In explaining Garnett's one-game ban, NBA executive vice president of basketball operations Stu Jackson told ESPN.com on Nov. 18 that league rules make a suspension automatic "when a player swings or punches with a fist or open hand, regardless if it makes contact or not."
Nowitzki was ejected for swinging his arm in response to under-the-basket contact from Harpring, with video replays indicating that -- although it was a backhanded swipe -- Nowitzki made a closed-fist connection with Harpring's face on his follow-through.
If Nowitzki cannot avoid a suspension for Sunday's game, it'll be the second successive season that he's been suspended after an incident in Utah. A rough takedown in March of Jazz forward Andrei Kirilenko -- for which Nowitzki was not ejected -- resulted in a one-game suspension.
A one-game suspension this season would cost him 1/110th of his $18,077,904 salary, which comes to $164,344.58.
Nowitzki did not speak to the media Friday after the game and declined comment when reached Saturday. But team officials confirmed that their star player was interviewed Saturday by league officials for his account, since every flagrant foul/penalty 2 is reviewed by Jackson's office.
Mavs coach Rick Carlisle told reporters in Salt Lake City on Friday: "It appeared to me to be accidental, but they said his fist was closed, so it was an automatic flagrant two. They went to the video. I said it wasn't intentional. They said it didn't matter. ... I don't think the intent was to strike Harpring in the face. Dirk doesn't have any pattern of that type of stuff. It was a microcosm of the night, really."
Complaints about Utah's physical play, especially at home, are nothing new.
Harpring, however, insisted that Nowitzki "just turned around and threw a nice little punch."
Said Utah forward Kyrylo Fesenko, whose offensive rebound over Nowitzki preceded Nowitzki's tangle with Harpring: "I get the rebound. I maybe push him in the back a little. Then probably Matt pushed him a little.
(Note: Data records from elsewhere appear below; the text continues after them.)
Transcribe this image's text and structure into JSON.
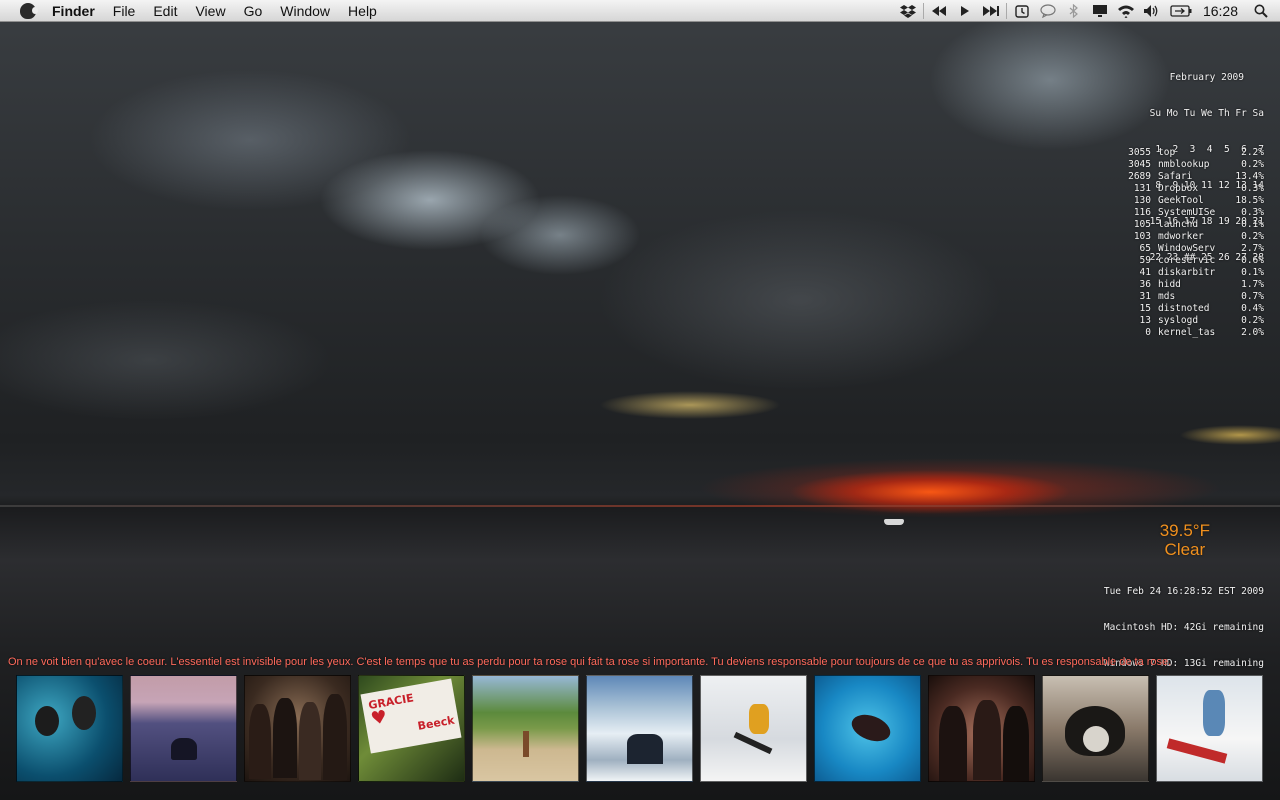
{
  "menubar": {
    "app_name": "Finder",
    "menus": [
      "File",
      "Edit",
      "View",
      "Go",
      "Window",
      "Help"
    ],
    "clock": "16:28",
    "status_icons": [
      "dropbox-icon",
      "rewind-icon",
      "play-icon",
      "fast-forward-icon",
      "time-machine-icon",
      "speech-icon",
      "bluetooth-icon",
      "display-icon",
      "wifi-icon",
      "volume-icon",
      "battery-icon",
      "spotlight-icon"
    ]
  },
  "calendar": {
    "title": "February 2009",
    "header": "Su Mo Tu We Th Fr Sa",
    "rows": [
      " 1  2  3  4  5  6  7",
      " 8  9 10 11 12 13 14",
      "15 16 17 18 19 20 21",
      "22 23 ## 25 26 27 28"
    ]
  },
  "processes": [
    {
      "pid": "3055",
      "name": "top",
      "cpu": "2.2%"
    },
    {
      "pid": "3045",
      "name": "nmblookup",
      "cpu": "0.2%"
    },
    {
      "pid": "2689",
      "name": "Safari",
      "cpu": "13.4%"
    },
    {
      "pid": "131",
      "name": "Dropbox",
      "cpu": "0.3%"
    },
    {
      "pid": "130",
      "name": "GeekTool",
      "cpu": "18.5%"
    },
    {
      "pid": "116",
      "name": "SystemUISe",
      "cpu": "0.3%"
    },
    {
      "pid": "105",
      "name": "launchd",
      "cpu": "0.1%"
    },
    {
      "pid": "103",
      "name": "mdworker",
      "cpu": "0.2%"
    },
    {
      "pid": "65",
      "name": "WindowServ",
      "cpu": "2.7%"
    },
    {
      "pid": "59",
      "name": "coreservic",
      "cpu": "0.6%"
    },
    {
      "pid": "41",
      "name": "diskarbitr",
      "cpu": "0.1%"
    },
    {
      "pid": "36",
      "name": "hidd",
      "cpu": "1.7%"
    },
    {
      "pid": "31",
      "name": "mds",
      "cpu": "0.7%"
    },
    {
      "pid": "15",
      "name": "distnoted",
      "cpu": "0.4%"
    },
    {
      "pid": "13",
      "name": "syslogd",
      "cpu": "0.2%"
    },
    {
      "pid": "0",
      "name": "kernel_tas",
      "cpu": "2.0%"
    }
  ],
  "weather": {
    "temperature": "39.5°F",
    "condition": "Clear"
  },
  "sysinfo": {
    "datetime": "Tue Feb 24 16:28:52 EST 2009",
    "macintosh_hd": "Macintosh HD: 42Gi remaining",
    "windows_hd": "Windows 7 HD: 13Gi remaining"
  },
  "quote": "On ne voit bien qu'avec le coeur. L'essentiel est invisible pour les yeux. C'est le temps que tu as perdu pour ta rose qui fait ta rose si importante. Tu deviens responsable pour toujours de ce que tu as apprivois. Tu es responsable de ta rose.",
  "photos": {
    "count": 11,
    "sign_text_1": "GRACIE",
    "sign_text_2": "Beeck"
  },
  "colors": {
    "weather_text": "#f0901e",
    "quote_text": "#ff6a5c",
    "overlay_text": "#f2f2f2"
  }
}
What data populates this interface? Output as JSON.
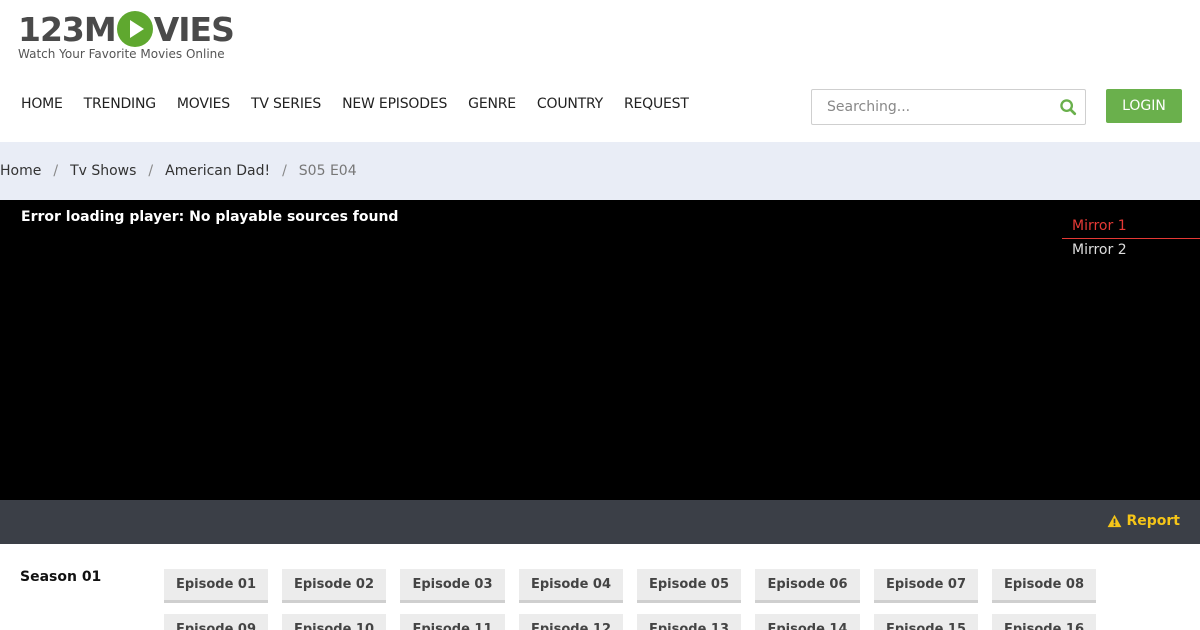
{
  "header": {
    "logo_text_before": "123M",
    "logo_text_after": "VIES",
    "logo_tagline": "Watch Your Favorite Movies Online",
    "nav": [
      "HOME",
      "TRENDING",
      "MOVIES",
      "TV SERIES",
      "NEW EPISODES",
      "GENRE",
      "COUNTRY",
      "REQUEST"
    ],
    "search_placeholder": "Searching...",
    "login_label": "LOGIN"
  },
  "breadcrumb": [
    "Home",
    "Tv Shows",
    "American Dad!",
    "S05 E04"
  ],
  "player": {
    "error": "Error loading player: No playable sources found",
    "mirrors": [
      "Mirror 1",
      "Mirror 2"
    ],
    "report_label": "Report"
  },
  "season": {
    "label": "Season 01",
    "episodes": [
      "Episode 01",
      "Episode 02",
      "Episode 03",
      "Episode 04",
      "Episode 05",
      "Episode 06",
      "Episode 07",
      "Episode 08",
      "Episode 09",
      "Episode 10",
      "Episode 11",
      "Episode 12",
      "Episode 13",
      "Episode 14",
      "Episode 15",
      "Episode 16"
    ]
  },
  "colors": {
    "accent_green": "#6ab04c",
    "active_mirror": "#e53935",
    "report_yellow": "#f5c518"
  }
}
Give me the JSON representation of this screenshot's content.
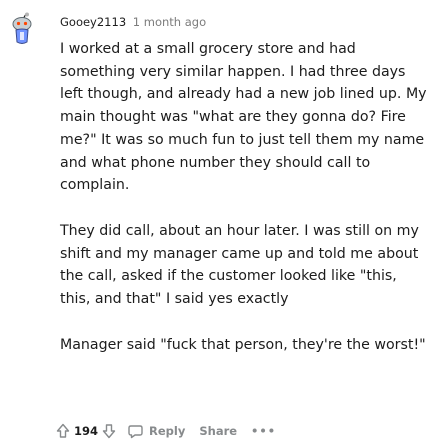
{
  "comment": {
    "avatar_icon": "snoo-avatar-icon",
    "username": "Gooey2113",
    "timestamp": "1 month ago",
    "paragraphs": [
      "I worked at a small grocery store and had something very similar happen. I had three days left though, and already had a new job lined up. My main thought was \"what are they gonna do? Fire me?\" It was so much fun to just tell them my name and what phone number they should call to complain.",
      "They did call, about an hour later. I was still on my shift and my manager came up and told me about the call, asked if the customer looked like \"this, this, and that\" I said yes exactly",
      "Manager said \"fuck that person, they're the worst!\""
    ]
  },
  "actions": {
    "upvote_icon": "upvote-arrow-icon",
    "vote_count": "194",
    "downvote_icon": "downvote-arrow-icon",
    "reply_icon": "speech-bubble-icon",
    "reply_label": "Reply",
    "share_label": "Share",
    "more_label": "•••"
  },
  "colors": {
    "text": "#1c1c1c",
    "meta": "#7c7c7c",
    "action": "#878a8c"
  }
}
I don't think it was something really brutal. It happens all the time."
Marc Stein is the senior NBA writer for ESPN.com. To e-mail him, click here.